Military General Staff Collar Insignia
The U.S. military, like any military around the world, identifies its military specialties by uniquely designed patches, ribbons, badges, pins and other items.
Below are the general staff and higher rank collar insignia as described by the U.S. Army Institute of Heraldry:
U.S. Army One
It began with an urgent phone call on September 7, 1957. President Eisenhower was required at the White House for some urgent affairs of state.
Service Badges of the US Military
Military collectibles are not a specialty of mine, except as they relate to the White House, office of the president or vice president. In the case of military service badges there is some overlap as they relate to White House service, but there is also a larger community developing for the high level service badges awarded to military and civilian defense officials.
Distinctive Patches of the Office of President of the United States
There are many support agencies dedicated to the office of president of the United States.
Hearing the Veteran’s Story
I just read an article stating there are only three living WWI vets left. It seems like they all faded away without receiving the recognition they deserved. I’ve only met one WWI vet in my life. He was my great uncle Benny. Benny served with the 88th Division and told me that he survived the war but nearly died on the troop ship coming home because of a serious flu outbreak.
401st GIR (Glider Infantry Regiment), 101st Airborne Uniform Group
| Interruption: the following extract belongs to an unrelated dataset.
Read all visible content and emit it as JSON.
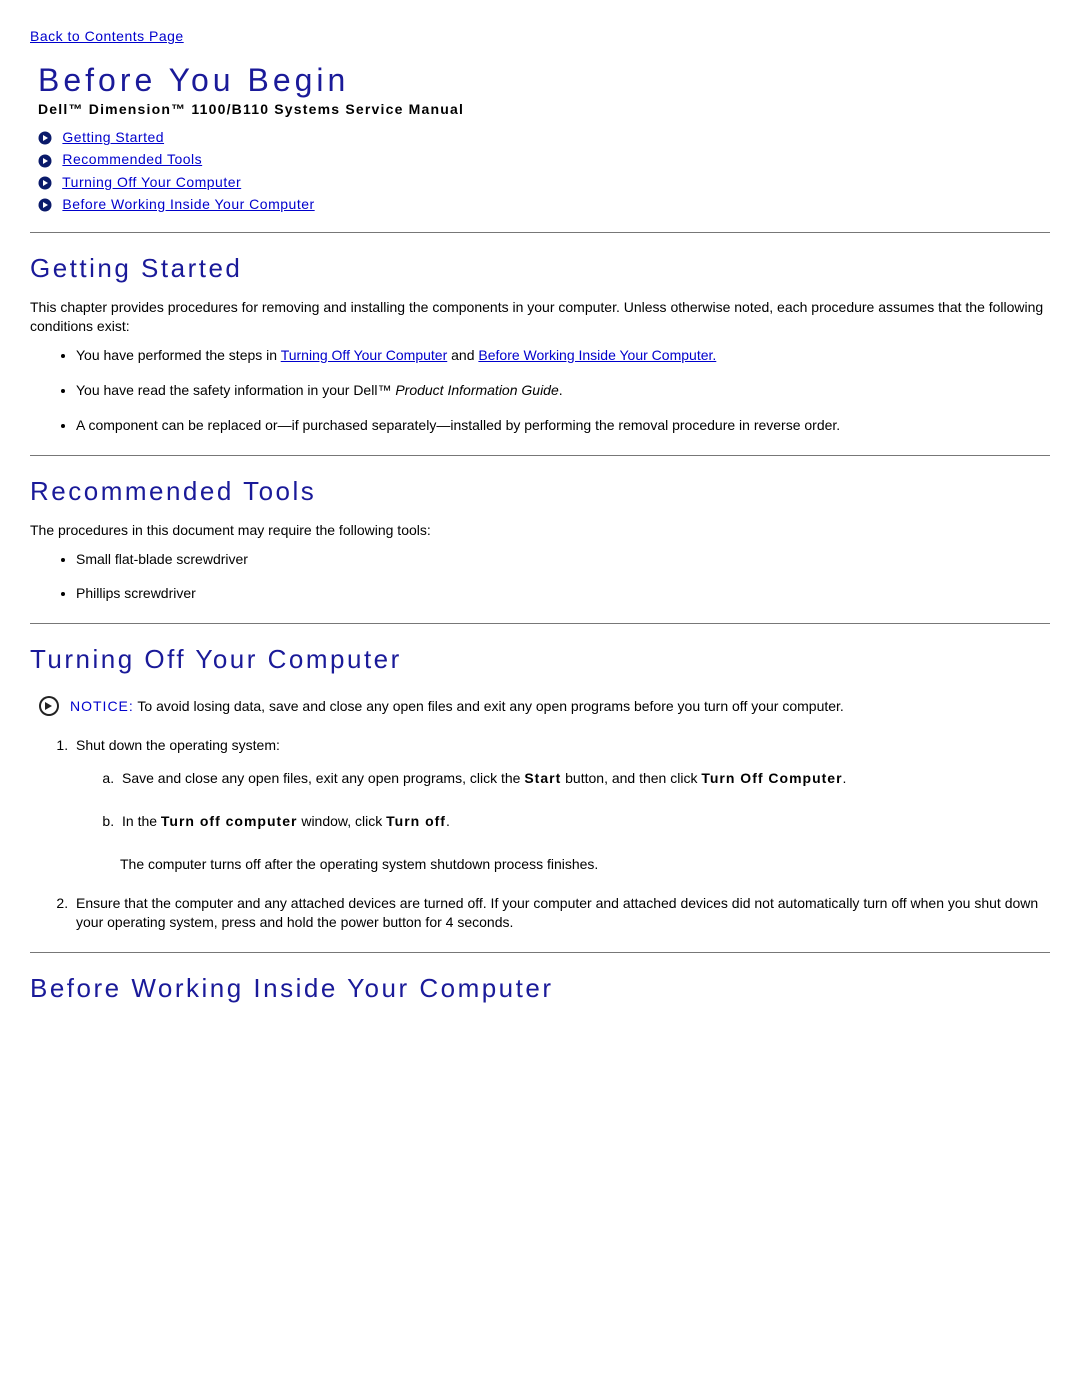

This uniform grouping was worn by PFC James J. Kriha, Service Company 401st GIF, 101st Airborne. Kriha was a post D-Day replacement and fought in Holland (Operation Market Garden), where he was seriously wounded and spent the next year and a half in hospitals recovering.